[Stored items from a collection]
'''

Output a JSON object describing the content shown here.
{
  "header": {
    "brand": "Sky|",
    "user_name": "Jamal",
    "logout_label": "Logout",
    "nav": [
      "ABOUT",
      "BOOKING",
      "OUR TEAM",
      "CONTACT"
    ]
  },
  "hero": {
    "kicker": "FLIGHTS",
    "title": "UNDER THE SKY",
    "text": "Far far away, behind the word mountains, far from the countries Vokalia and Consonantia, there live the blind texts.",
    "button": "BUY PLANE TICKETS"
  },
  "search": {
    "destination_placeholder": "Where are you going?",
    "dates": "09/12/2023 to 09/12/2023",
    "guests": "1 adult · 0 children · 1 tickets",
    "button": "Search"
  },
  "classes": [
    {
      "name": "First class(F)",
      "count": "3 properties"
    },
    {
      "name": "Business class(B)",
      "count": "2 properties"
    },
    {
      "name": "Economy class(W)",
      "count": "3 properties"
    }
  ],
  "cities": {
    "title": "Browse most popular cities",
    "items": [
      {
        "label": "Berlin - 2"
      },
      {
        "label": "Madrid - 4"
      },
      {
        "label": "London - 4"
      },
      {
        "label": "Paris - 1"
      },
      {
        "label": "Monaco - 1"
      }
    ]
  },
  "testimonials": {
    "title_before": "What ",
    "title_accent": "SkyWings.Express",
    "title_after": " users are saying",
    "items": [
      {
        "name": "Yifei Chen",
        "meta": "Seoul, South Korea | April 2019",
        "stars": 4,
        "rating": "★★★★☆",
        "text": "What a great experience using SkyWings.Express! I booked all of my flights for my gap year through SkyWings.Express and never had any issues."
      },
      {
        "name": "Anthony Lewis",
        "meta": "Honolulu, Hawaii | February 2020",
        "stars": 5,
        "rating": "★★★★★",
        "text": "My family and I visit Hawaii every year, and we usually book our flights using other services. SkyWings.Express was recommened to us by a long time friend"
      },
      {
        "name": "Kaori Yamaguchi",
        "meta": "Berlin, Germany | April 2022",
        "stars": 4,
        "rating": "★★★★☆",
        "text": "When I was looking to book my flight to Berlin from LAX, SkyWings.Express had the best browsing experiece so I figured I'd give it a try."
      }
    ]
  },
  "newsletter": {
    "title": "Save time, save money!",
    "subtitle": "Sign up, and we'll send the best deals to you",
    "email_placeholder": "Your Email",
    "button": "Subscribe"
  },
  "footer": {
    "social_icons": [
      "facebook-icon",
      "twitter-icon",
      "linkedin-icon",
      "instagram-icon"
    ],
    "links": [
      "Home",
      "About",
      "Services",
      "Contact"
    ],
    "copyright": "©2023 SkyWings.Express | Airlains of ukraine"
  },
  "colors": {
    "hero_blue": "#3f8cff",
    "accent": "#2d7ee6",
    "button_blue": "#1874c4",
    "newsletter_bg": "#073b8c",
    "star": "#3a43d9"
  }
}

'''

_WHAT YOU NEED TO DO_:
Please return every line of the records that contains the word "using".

_FINISHED TASK_:
        "text": "What a great experience using SkyWings.Express! I booked all of my flights for my gap year through SkyWings.Express and never had any issues."
        "text": "My family and I visit Hawaii every year, and we usually book our flights using other services. SkyWings.Express was recommened to us by a long time friend"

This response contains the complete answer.